▸ **What you are asked to do**
Please print every record that follows, keeping each one exactly as it is.

(Interface dataset entries)
=== Section Start ===

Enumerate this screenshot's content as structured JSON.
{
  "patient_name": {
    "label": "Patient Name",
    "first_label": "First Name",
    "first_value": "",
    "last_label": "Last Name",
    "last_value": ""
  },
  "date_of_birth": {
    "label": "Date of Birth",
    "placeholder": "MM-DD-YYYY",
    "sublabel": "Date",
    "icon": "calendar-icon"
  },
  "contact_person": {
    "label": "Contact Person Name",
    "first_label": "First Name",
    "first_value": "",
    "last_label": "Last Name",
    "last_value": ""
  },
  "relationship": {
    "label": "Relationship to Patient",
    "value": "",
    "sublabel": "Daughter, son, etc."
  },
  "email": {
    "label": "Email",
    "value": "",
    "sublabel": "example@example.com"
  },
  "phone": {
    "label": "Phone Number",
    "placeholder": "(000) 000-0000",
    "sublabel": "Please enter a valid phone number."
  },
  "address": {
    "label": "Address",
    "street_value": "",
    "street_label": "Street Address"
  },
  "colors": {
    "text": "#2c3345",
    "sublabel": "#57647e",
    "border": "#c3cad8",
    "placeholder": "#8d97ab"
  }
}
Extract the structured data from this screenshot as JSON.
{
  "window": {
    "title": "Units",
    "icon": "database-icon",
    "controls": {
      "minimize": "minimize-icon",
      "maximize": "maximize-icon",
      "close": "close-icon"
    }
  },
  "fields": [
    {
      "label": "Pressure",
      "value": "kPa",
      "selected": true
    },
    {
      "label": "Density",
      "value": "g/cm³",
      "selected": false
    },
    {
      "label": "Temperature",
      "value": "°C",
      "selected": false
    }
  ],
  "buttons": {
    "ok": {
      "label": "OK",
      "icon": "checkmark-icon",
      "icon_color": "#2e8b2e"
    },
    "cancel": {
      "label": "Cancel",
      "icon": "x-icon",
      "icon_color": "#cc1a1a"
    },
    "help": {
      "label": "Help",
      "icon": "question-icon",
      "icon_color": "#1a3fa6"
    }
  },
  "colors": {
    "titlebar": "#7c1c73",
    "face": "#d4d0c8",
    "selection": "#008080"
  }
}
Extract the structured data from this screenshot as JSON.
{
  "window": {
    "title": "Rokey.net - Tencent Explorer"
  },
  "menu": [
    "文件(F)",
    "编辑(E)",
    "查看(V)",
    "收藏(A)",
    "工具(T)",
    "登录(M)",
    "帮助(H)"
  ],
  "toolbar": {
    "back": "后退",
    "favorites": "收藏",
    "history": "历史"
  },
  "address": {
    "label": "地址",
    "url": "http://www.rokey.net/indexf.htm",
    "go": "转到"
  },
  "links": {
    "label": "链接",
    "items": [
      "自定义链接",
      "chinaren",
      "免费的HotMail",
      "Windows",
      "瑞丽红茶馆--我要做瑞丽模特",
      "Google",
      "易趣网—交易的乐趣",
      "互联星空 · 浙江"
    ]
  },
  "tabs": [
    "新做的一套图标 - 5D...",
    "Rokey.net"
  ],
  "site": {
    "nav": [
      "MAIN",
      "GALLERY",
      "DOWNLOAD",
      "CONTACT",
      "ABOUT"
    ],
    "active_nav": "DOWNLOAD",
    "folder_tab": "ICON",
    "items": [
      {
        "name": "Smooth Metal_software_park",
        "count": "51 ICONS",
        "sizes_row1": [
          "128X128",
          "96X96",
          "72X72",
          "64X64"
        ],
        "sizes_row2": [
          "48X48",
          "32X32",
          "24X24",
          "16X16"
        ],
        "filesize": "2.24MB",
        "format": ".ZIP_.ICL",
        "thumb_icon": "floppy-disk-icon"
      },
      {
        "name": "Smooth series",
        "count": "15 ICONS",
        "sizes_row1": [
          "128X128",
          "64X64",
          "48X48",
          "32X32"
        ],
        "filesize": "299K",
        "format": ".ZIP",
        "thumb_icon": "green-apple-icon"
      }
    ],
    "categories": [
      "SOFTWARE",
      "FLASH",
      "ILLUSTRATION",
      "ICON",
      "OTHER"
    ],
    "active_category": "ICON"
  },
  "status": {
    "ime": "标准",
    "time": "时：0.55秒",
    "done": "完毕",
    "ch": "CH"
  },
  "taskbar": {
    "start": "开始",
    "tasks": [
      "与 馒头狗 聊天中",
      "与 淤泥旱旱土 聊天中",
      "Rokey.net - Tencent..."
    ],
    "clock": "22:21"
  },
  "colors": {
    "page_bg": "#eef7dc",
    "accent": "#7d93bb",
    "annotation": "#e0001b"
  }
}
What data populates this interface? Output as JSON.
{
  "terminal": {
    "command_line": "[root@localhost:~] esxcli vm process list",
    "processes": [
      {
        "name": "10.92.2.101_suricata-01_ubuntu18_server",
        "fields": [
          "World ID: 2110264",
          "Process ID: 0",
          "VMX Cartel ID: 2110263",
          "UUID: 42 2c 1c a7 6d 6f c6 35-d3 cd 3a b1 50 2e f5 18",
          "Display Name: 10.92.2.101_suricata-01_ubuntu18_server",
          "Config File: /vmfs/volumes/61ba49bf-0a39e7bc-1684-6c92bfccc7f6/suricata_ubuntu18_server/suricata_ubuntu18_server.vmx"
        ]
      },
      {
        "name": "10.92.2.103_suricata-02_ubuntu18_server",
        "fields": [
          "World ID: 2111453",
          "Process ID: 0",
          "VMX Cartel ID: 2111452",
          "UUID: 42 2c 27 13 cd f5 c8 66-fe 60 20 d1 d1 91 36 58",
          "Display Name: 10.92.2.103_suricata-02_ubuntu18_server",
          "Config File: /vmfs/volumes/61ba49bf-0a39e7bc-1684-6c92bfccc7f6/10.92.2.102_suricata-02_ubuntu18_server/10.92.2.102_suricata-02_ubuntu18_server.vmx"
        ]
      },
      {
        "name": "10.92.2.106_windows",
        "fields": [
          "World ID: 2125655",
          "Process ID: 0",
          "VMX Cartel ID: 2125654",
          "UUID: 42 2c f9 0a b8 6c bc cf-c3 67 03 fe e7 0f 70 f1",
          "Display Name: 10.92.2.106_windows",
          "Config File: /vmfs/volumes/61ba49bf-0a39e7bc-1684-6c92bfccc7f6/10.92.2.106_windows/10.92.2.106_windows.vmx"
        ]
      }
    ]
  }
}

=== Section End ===

▸ **Task response**
Enumerate this screenshot's content as structured JSON.
{
  "patient_name": {
    "label": "Patient Name",
    "first_label": "First Name",
    "first_value": "",
    "last_label": "Last Name",
    "last_value": ""
  },
  "date_of_birth": {
    "label": "Date of Birth",
    "placeholder": "MM-DD-YYYY",
    "sublabel": "Date",
    "icon": "calendar-icon"
  },
  "contact_person": {
    "label": "Contact Person Name",
    "first_label": "First Name",
    "first_value": "",
    "last_label": "Last Name",
    "last_value": ""
  },
  "relationship": {
    "label": "Relationship to Patient",
    "value": "",
    "sublabel": "Daughter, son, etc."
  },
  "email": {
    "label": "Email",
    "value": "",
    "sublabel": "example@example.com"
  },
  "phone": {
    "label": "Phone Number",
    "placeholder": "(000) 000-0000",
    "sublabel": "Please enter a valid phone number."
  },
  "address": {
    "label": "Address",
    "street_value": "",
    "street_label": "Street Address"
  },
  "colors": {
    "text": "#2c3345",
    "sublabel": "#57647e",
    "border": "#c3cad8",
    "placeholder": "#8d97ab"
  }
}
Extract the structured data from this screenshot as JSON.
{
  "window": {
    "title": "Units",
    "icon": "database-icon",
    "controls": {
      "minimize": "minimize-icon",
      "maximize": "maximize-icon",
      "close": "close-icon"
    }
  },
  "fields": [
    {
      "label": "Pressure",
      "value": "kPa",
      "selected": true
    },
    {
      "label": "Density",
      "value": "g/cm³",
      "selected": false
    },
    {
      "label": "Temperature",
      "value": "°C",
      "selected": false
    }
  ],
  "buttons": {
    "ok": {
      "label": "OK",
      "icon": "checkmark-icon",
      "icon_color": "#2e8b2e"
    },
    "cancel": {
      "label": "Cancel",
      "icon": "x-icon",
      "icon_color": "#cc1a1a"
    },
    "help": {
      "label": "Help",
      "icon": "question-icon",
      "icon_color": "#1a3fa6"
    }
  },
  "colors": {
    "titlebar": "#7c1c73",
    "face": "#d4d0c8",
    "selection": "#008080"
  }
}
Extract the structured data from this screenshot as JSON.
{
  "window": {
    "title": "Rokey.net - Tencent Explorer"
  },
  "menu": [
    "文件(F)",
    "编辑(E)",
    "查看(V)",
    "收藏(A)",
    "工具(T)",
    "登录(M)",
    "帮助(H)"
  ],
  "toolbar": {
    "back": "后退",
    "favorites": "收藏",
    "history": "历史"
  },
  "address": {
    "label": "地址",
    "url": "http://www.rokey.net/indexf.htm",
    "go": "转到"
  },
  "links": {
    "label": "链接",
    "items": [
      "自定义链接",
      "chinaren",
      "免费的HotMail",
      "Windows",
      "瑞丽红茶馆--我要做瑞丽模特",
      "Google",
      "易趣网—交易的乐趣",
      "互联星空 · 浙江"
    ]
  },
  "tabs": [
    "新做的一套图标 - 5D...",
    "Rokey.net"
  ],
  "site": {
    "nav": [
      "MAIN",
      "GALLERY",
      "DOWNLOAD",
      "CONTACT",
      "ABOUT"
    ],
    "active_nav": "DOWNLOAD",
    "folder_tab": "ICON",
    "items": [
      {
        "name": "Smooth Metal_software_park",
        "count": "51 ICONS",
        "sizes_row1": [
          "128X128",
          "96X96",
          "72X72",
          "64X64"
        ],
        "sizes_row2": [
          "48X48",
          "32X32",
          "24X24",
          "16X16"
        ],
        "filesize": "2.24MB",
        "format": ".ZIP_.ICL",
        "thumb_icon": "floppy-disk-icon"
      },
      {
        "name": "Smooth series",
        "count": "15 ICONS",
        "sizes_row1": [
          "128X128",
          "64X64",
          "48X48",
          "32X32"
        ],
        "filesize": "299K",
        "format": ".ZIP",
        "thumb_icon": "green-apple-icon"
      }
    ],
    "categories": [
      "SOFTWARE",
      "FLASH",
      "ILLUSTRATION",
      "ICON",
      "OTHER"
    ],
    "active_category": "ICON"
  },
  "status": {
    "ime": "标准",
    "time": "时：0.55秒",
    "done": "完毕",
    "ch": "CH"
  },
  "taskbar": {
    "start": "开始",
    "tasks": [
      "与 馒头狗 聊天中",
      "与 淤泥旱旱土 聊天中",
      "Rokey.net - Tencent..."
    ],
    "clock": "22:21"
  },
  "colors": {
    "page_bg": "#eef7dc",
    "accent": "#7d93bb",
    "annotation": "#e0001b"
  }
}
What data populates this interface? Output as JSON.
{
  "terminal": {
    "command_line": "[root@localhost:~] esxcli vm process list",
    "processes": [
      {
        "name": "10.92.2.101_suricata-01_ubuntu18_server",
        "fields": [
          "World ID: 2110264",
          "Process ID: 0",
          "VMX Cartel ID: 2110263",
          "UUID: 42 2c 1c a7 6d 6f c6 35-d3 cd 3a b1 50 2e f5 18",
          "Display Name: 10.92.2.101_suricata-01_ubuntu18_server",
          "Config File: /vmfs/volumes/61ba49bf-0a39e7bc-1684-6c92bfccc7f6/suricata_ubuntu18_server/suricata_ubuntu18_server.vmx"
        ]
      },
      {
        "name": "10.92.2.103_suricata-02_ubuntu18_server",
        "fields": [
          "World ID: 2111453",
          "Process ID: 0",
          "VMX Cartel ID: 2111452",
          "UUID: 42 2c 27 13 cd f5 c8 66-fe 60 20 d1 d1 91 36 58",
          "Display Name: 10.92.2.103_suricata-02_ubuntu18_server",
          "Config File: /vmfs/volumes/61ba49bf-0a39e7bc-1684-6c92bfccc7f6/10.92.2.102_suricata-02_ubuntu18_server/10.92.2.102_suricata-02_ubuntu18_server.vmx"
        ]
      },
      {
        "name": "10.92.2.106_windows",
        "fields": [
          "World ID: 2125655",
          "Process ID: 0",
          "VMX Cartel ID: 2125654",
          "UUID: 42 2c f9 0a b8 6c bc cf-c3 67 03 fe e7 0f 70 f1",
          "Display Name: 10.92.2.106_windows",
          "Config File: /vmfs/volumes/61ba49bf-0a39e7bc-1684-6c92bfccc7f6/10.92.2.106_windows/10.92.2.106_windows.vmx"
        ]
      }
    ]
  }
}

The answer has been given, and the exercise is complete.